Like all the devices in this guide, the sound in Vector FM is controlled by the particle system. You can see this in the image below on the left hand side of the device. The interesting thing about Vector FM is how it takes a relatively straightforward FM Synthesiser and puts the modulation in the hands of this unique particle system. There are a tonne of controls in Vector FM, so we will go over the main ones here.
A note before we continue, it's inevitable that we aren't going to cover every control in minute detail here, but remember, you can always click the disclosure triangle in the bottom left of Live's screen, which will give expanded info on anything you hover your cursor over! And this isn't unique to Inspired by Nature, this is true for all of Ableton Live.
Let's have a look at the controls.
To the right of the device are additional controls, as well as four tabs which each open different sections of Vector FM, allowing precise adjustments of various parameters.
When you load it up in a new track, the ADSR controls are shown by default providing that you're in MIDI mode. This means that notes are created by incoming MIDI signals.
But the four tabs are where you really get into the fine tuning of things, so let's check out those tabs, and see how we can get into making some sounds with Vector FM.
The first tab is the Operators tab. If you've used Ableton's Operator, you'll be familiar with this. I've set it to run three operators for the purposes of demonstrating how it works.
- X Modulation - this allows you to control the depth of modulation applied to the selected parameter, and this modulation is controlled by the horizontal (or X axis) position of the particle.
- Y Modulation - the same as above, only the modulation is controlled by the vertical (or Y axis) position of the particle.
- Magnitude Modulation - this one sets the depth of modulation applied to your selected parameter, but uses the magnitude of the particle positions, which is the distance from the centre.
- Velocity Modulation - like the ones above, this controls how much modulation is applied to the selected parameter, but in this case the velocity (or speed) of the particle controls that modulation.
- Mass Modulation - finally, we have the modulation of your selected parameter being controlled by the particle's size.
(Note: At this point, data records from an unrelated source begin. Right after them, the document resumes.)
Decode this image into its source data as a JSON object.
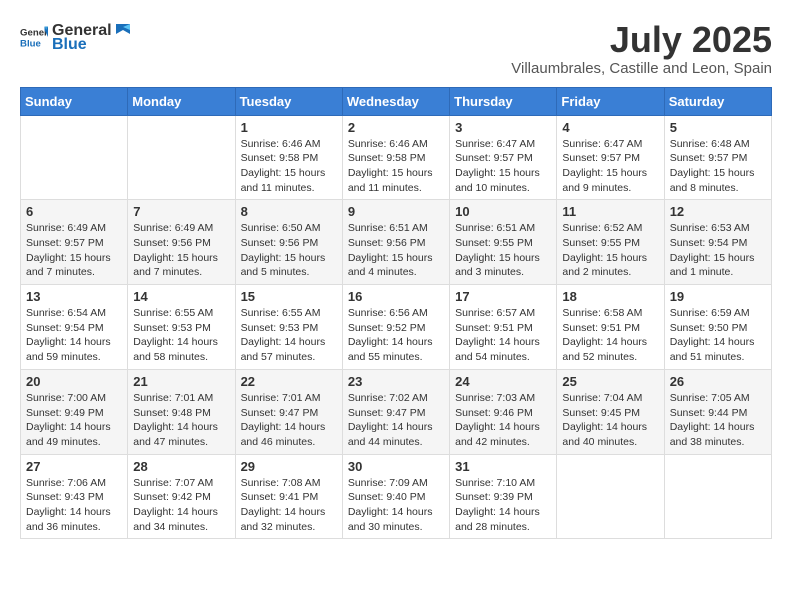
{
  "header": {
    "logo_general": "General",
    "logo_blue": "Blue",
    "month_title": "July 2025",
    "location": "Villaumbrales, Castille and Leon, Spain"
  },
  "weekdays": [
    "Sunday",
    "Monday",
    "Tuesday",
    "Wednesday",
    "Thursday",
    "Friday",
    "Saturday"
  ],
  "weeks": [
    [
      {
        "day": "",
        "sunrise": "",
        "sunset": "",
        "daylight": ""
      },
      {
        "day": "",
        "sunrise": "",
        "sunset": "",
        "daylight": ""
      },
      {
        "day": "1",
        "sunrise": "Sunrise: 6:46 AM",
        "sunset": "Sunset: 9:58 PM",
        "daylight": "Daylight: 15 hours and 11 minutes."
      },
      {
        "day": "2",
        "sunrise": "Sunrise: 6:46 AM",
        "sunset": "Sunset: 9:58 PM",
        "daylight": "Daylight: 15 hours and 11 minutes."
      },
      {
        "day": "3",
        "sunrise": "Sunrise: 6:47 AM",
        "sunset": "Sunset: 9:57 PM",
        "daylight": "Daylight: 15 hours and 10 minutes."
      },
      {
        "day": "4",
        "sunrise": "Sunrise: 6:47 AM",
        "sunset": "Sunset: 9:57 PM",
        "daylight": "Daylight: 15 hours and 9 minutes."
      },
      {
        "day": "5",
        "sunrise": "Sunrise: 6:48 AM",
        "sunset": "Sunset: 9:57 PM",
        "daylight": "Daylight: 15 hours and 8 minutes."
      }
    ],
    [
      {
        "day": "6",
        "sunrise": "Sunrise: 6:49 AM",
        "sunset": "Sunset: 9:57 PM",
        "daylight": "Daylight: 15 hours and 7 minutes."
      },
      {
        "day": "7",
        "sunrise": "Sunrise: 6:49 AM",
        "sunset": "Sunset: 9:56 PM",
        "daylight": "Daylight: 15 hours and 7 minutes."
      },
      {
        "day": "8",
        "sunrise": "Sunrise: 6:50 AM",
        "sunset": "Sunset: 9:56 PM",
        "daylight": "Daylight: 15 hours and 5 minutes."
      },
      {
        "day": "9",
        "sunrise": "Sunrise: 6:51 AM",
        "sunset": "Sunset: 9:56 PM",
        "daylight": "Daylight: 15 hours and 4 minutes."
      },
      {
        "day": "10",
        "sunrise": "Sunrise: 6:51 AM",
        "sunset": "Sunset: 9:55 PM",
        "daylight": "Daylight: 15 hours and 3 minutes."
      },
      {
        "day": "11",
        "sunrise": "Sunrise: 6:52 AM",
        "sunset": "Sunset: 9:55 PM",
        "daylight": "Daylight: 15 hours and 2 minutes."
      },
      {
        "day": "12",
        "sunrise": "Sunrise: 6:53 AM",
        "sunset": "Sunset: 9:54 PM",
        "daylight": "Daylight: 15 hours and 1 minute."
      }
    ],
    [
      {
        "day": "13",
        "sunrise": "Sunrise: 6:54 AM",
        "sunset": "Sunset: 9:54 PM",
        "daylight": "Daylight: 14 hours and 59 minutes."
      },
      {
        "day": "14",
        "sunrise": "Sunrise: 6:55 AM",
        "sunset": "Sunset: 9:53 PM",
        "daylight": "Daylight: 14 hours and 58 minutes."
      },
      {
        "day": "15",
        "sunrise": "Sunrise: 6:55 AM",
        "sunset": "Sunset: 9:53 PM",
        "daylight": "Daylight: 14 hours and 57 minutes."
      },
      {
        "day": "16",
        "sunrise": "Sunrise: 6:56 AM",
        "sunset": "Sunset: 9:52 PM",
        "daylight": "Daylight: 14 hours and 55 minutes."
      },
      {
        "day": "17",
        "sunrise": "Sunrise: 6:57 AM",
        "sunset": "Sunset: 9:51 PM",
        "daylight": "Daylight: 14 hours and 54 minutes."
      },
      {
        "day": "18",
        "sunrise": "Sunrise: 6:58 AM",
        "sunset": "Sunset: 9:51 PM",
        "daylight": "Daylight: 14 hours and 52 minutes."
      },
      {
        "day": "19",
        "sunrise": "Sunrise: 6:59 AM",
        "sunset": "Sunset: 9:50 PM",
        "daylight": "Daylight: 14 hours and 51 minutes."
      }
    ],
    [
      {
        "day": "20",
        "sunrise": "Sunrise: 7:00 AM",
        "sunset": "Sunset: 9:49 PM",
        "daylight": "Daylight: 14 hours and 49 minutes."
      },
      {
        "day": "21",
        "sunrise": "Sunrise: 7:01 AM",
        "sunset": "Sunset: 9:48 PM",
        "daylight": "Daylight: 14 hours and 47 minutes."
      },
      {
        "day": "22",
        "sunrise": "Sunrise: 7:01 AM",
        "sunset": "Sunset: 9:47 PM",
        "daylight": "Daylight: 14 hours and 46 minutes."
      },
      {
        "day": "23",
        "sunrise": "Sunrise: 7:02 AM",
        "sunset": "Sunset: 9:47 PM",
        "daylight": "Daylight: 14 hours and 44 minutes."
      },
      {
        "day": "24",
        "sunrise": "Sunrise: 7:03 AM",
        "sunset": "Sunset: 9:46 PM",
        "daylight": "Daylight: 14 hours and 42 minutes."
      },
      {
        "day": "25",
        "sunrise": "Sunrise: 7:04 AM",
        "sunset": "Sunset: 9:45 PM",
        "daylight": "Daylight: 14 hours and 40 minutes."
      },
      {
        "day": "26",
        "sunrise": "Sunrise: 7:05 AM",
        "sunset": "Sunset: 9:44 PM",
        "daylight": "Daylight: 14 hours and 38 minutes."
      }
    ],
    [
      {
        "day": "27",
        "sunrise": "Sunrise: 7:06 AM",
        "sunset": "Sunset: 9:43 PM",
        "daylight": "Daylight: 14 hours and 36 minutes."
      },
      {
        "day": "28",
        "sunrise": "Sunrise: 7:07 AM",
        "sunset": "Sunset: 9:42 PM",
        "daylight": "Daylight: 14 hours and 34 minutes."
      },
      {
        "day": "29",
        "sunrise": "Sunrise: 7:08 AM",
        "sunset": "Sunset: 9:41 PM",
        "daylight": "Daylight: 14 hours and 32 minutes."
      },
      {
        "day": "30",
        "sunrise": "Sunrise: 7:09 AM",
        "sunset": "Sunset: 9:40 PM",
        "daylight": "Daylight: 14 hours and 30 minutes."
      },
      {
        "day": "31",
        "sunrise": "Sunrise: 7:10 AM",
        "sunset": "Sunset: 9:39 PM",
        "daylight": "Daylight: 14 hours and 28 minutes."
      },
      {
        "day": "",
        "sunrise": "",
        "sunset": "",
        "daylight": ""
      },
      {
        "day": "",
        "sunrise": "",
        "sunset": "",
        "daylight": ""
      }
    ]
  ]
}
So, in the dropdown menu underneath each of these controls each contain a selection of parameters that these controls can modulate. Using these you can get really creative with these controls, routing modulation to a variety of parameters within Vector FM.
What's cool, is that each note played into Vector FM creates its own individual particle, and these all apply their own modulation to the note. All of these controls can work together to get some really wacky results for your sounds.
So let's take a detour to talk about Mass.
Using the Force
- Strength sets the amount of force the vectors exert on the particles. Note that if the velocity is high, more strength is needed for the particles to closely follow the directions you've set.
- Moves and the three buttons below it control which charge or colour of particles the Flowfield applies force to.
- Size controls the resolution of the Flowfield, the higher the resolution, the more vectors there are, which results in a complex movement pattern.
Vector FM thoughts
Vector FM is a really unique instrument. It's possible to get super specific with the controls, and create a wide range of sounds from inharmonic spooky drones to more musical timbres.
The key to success with this is - of course - experimentation. Sort of like with physics in the real world!
There are countless different combinations of settings you can use within Vector FM, each of them creating drastically different results, so get messing around with it and see what you can come up with!
As always, thanks for checking in with us here at Top Music Arts, and be sure to let us know down in the comments if you've been trying out the Inspired by Nature devices as we've been covering them in our guides. While you're here, be sure to check out our deals on Ableton Live Project templates, which are a great way to learn how a professional level track is put together!